  6. ^ At-Tabari, Tarikh al-umam wal-muluk
  7. ^ Translation was copied and modified from some websites here [1], [2]. It would be appreciated if there is a better translation.
  8. ^ "the original of the letter was discovered in 1858 by Monsieur Etienne Barthelemy, member of a French expedition, in a monastery in Egypt and is now carefully preserved in Constantinople. Several photographs of the letter have since been published.

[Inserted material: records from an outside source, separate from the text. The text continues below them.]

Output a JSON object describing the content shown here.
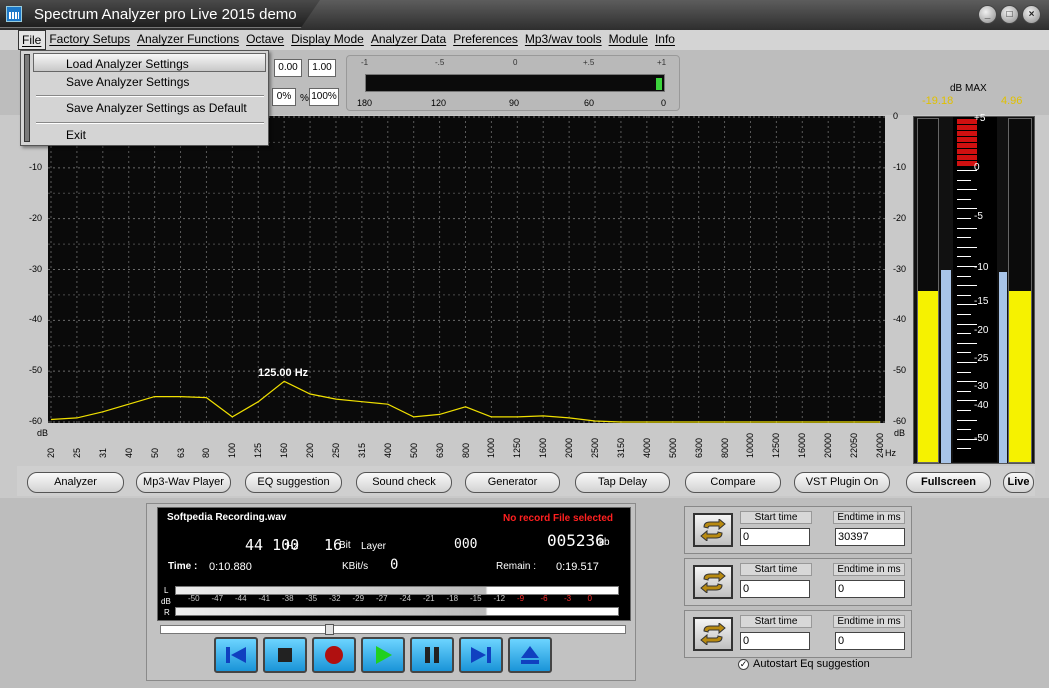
{
  "window": {
    "title": "Spectrum Analyzer pro Live 2015 demo",
    "buttons": [
      "_",
      "□",
      "×"
    ]
  },
  "menu": [
    "File",
    "Factory Setups",
    "Analyzer Functions",
    "Octave",
    "Display Mode",
    "Analyzer Data",
    "Preferences",
    "Mp3/wav tools",
    "Module",
    "Info"
  ],
  "file_menu": {
    "items": [
      "Load Analyzer Settings",
      "Save Analyzer Settings",
      "Save Analyzer Settings as Default",
      "Exit"
    ]
  },
  "toolbar": {
    "val_a": "0.00",
    "val_b": "1.00",
    "pct_a": "0%",
    "pct_sep": "%",
    "pct_b": "100%",
    "hmeter_ticks": [
      "-1",
      "-.5",
      "0",
      "+.5",
      "+1"
    ],
    "hmeter_labels": [
      "180",
      "120",
      "90",
      "60",
      "0"
    ],
    "hmeter_level": 0.98
  },
  "dbmax": {
    "label": "dB MAX",
    "left": "-19.18",
    "right": "4.96"
  },
  "chart_data": {
    "type": "line",
    "ylabel": "dB",
    "xlabel": "Hz",
    "ylim": [
      -60,
      0
    ],
    "yticks": [
      "0",
      "-10",
      "-20",
      "-30",
      "-40",
      "-50",
      "-60"
    ],
    "x": [
      "20",
      "25",
      "31",
      "40",
      "50",
      "63",
      "80",
      "100",
      "125",
      "160",
      "200",
      "250",
      "315",
      "400",
      "500",
      "630",
      "800",
      "1000",
      "1250",
      "1600",
      "2000",
      "2500",
      "3150",
      "4000",
      "5000",
      "6300",
      "8000",
      "10000",
      "12500",
      "16000",
      "20000",
      "22050",
      "24000"
    ],
    "series": [
      {
        "values": [
          -59.5,
          -59.2,
          -58,
          -56.5,
          -55,
          -55,
          -55.2,
          -59,
          -56,
          -52,
          -54.5,
          -55.5,
          -56,
          -56.5,
          -59,
          -58.5,
          -57,
          -59,
          -59,
          -58.8,
          -59.2,
          -59.8,
          -60,
          -60,
          -60,
          -60,
          -60,
          -60,
          -60,
          -60,
          -60,
          -60,
          -60
        ]
      }
    ],
    "peak_label": "125.00 Hz",
    "grid": true
  },
  "vu": {
    "scale": [
      "+5",
      "0",
      "-5",
      "-10",
      "-15",
      "-20",
      "-25",
      "-30",
      "-40",
      "-50"
    ],
    "left_level": 0.5,
    "left_peak": 0.6,
    "right_level": 0.5,
    "right_peak": 0.6
  },
  "module_buttons": [
    "Analyzer",
    "Mp3-Wav Player",
    "EQ suggestion",
    "Sound check",
    "Generator",
    "Tap Delay",
    "Compare",
    "VST Plugin On",
    "Fullscreen",
    "Live"
  ],
  "player": {
    "filename": "Softpedia Recording.wav",
    "status": "No record File selected",
    "rate": "44 100",
    "rate_unit": "Hz",
    "bits": "16",
    "bits_unit": "Bit",
    "layer_label": "Layer",
    "layer": "000",
    "size": "005236",
    "size_unit": "kb",
    "time_label": "Time :",
    "time": "0:10.880",
    "kbits_label": "KBit/s",
    "kbits": "0",
    "remain_label": "Remain :",
    "remain": "0:19.517",
    "l_label": "L",
    "db_label": "dB",
    "r_label": "R",
    "db_scale": [
      "-50",
      "-47",
      "-44",
      "-41",
      "-38",
      "-35",
      "-32",
      "-29",
      "-27",
      "-24",
      "-21",
      "-18",
      "-15",
      "-12",
      "-9",
      "-6",
      "-3",
      "0"
    ],
    "seek_position": 0.36
  },
  "eq_panels": [
    {
      "start_label": "Start time",
      "end_label": "Endtime in ms",
      "start": "0",
      "end": "30397"
    },
    {
      "start_label": "Start time",
      "end_label": "Endtime in ms",
      "start": "0",
      "end": "0"
    },
    {
      "start_label": "Start time",
      "end_label": "Endtime in ms",
      "start": "0",
      "end": "0"
    }
  ],
  "autostart": "Autostart Eq suggestion"
}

The first one was published in the well-known Egyptian newspaper Al-Hilal in November 1904" Muhammad Zafrulla Khan, Muhammad: Seal of the Prophets, Routledge & Kegan Paul, London, 1980 (chapter 12). The drawing of the letter published in Al-Hilal was reproduced in David Samuel Margoliouth, Mohammed and the Rise of Islam, London (1905), p. 365, which is the source of this image.
  9. ^ Margoliouth, D. S. (1905). Mohammed and the Rise of Islam (Third Edition., p. 365). New York; London: G. P. Putnam’s Sons; The Knickerbocker Press.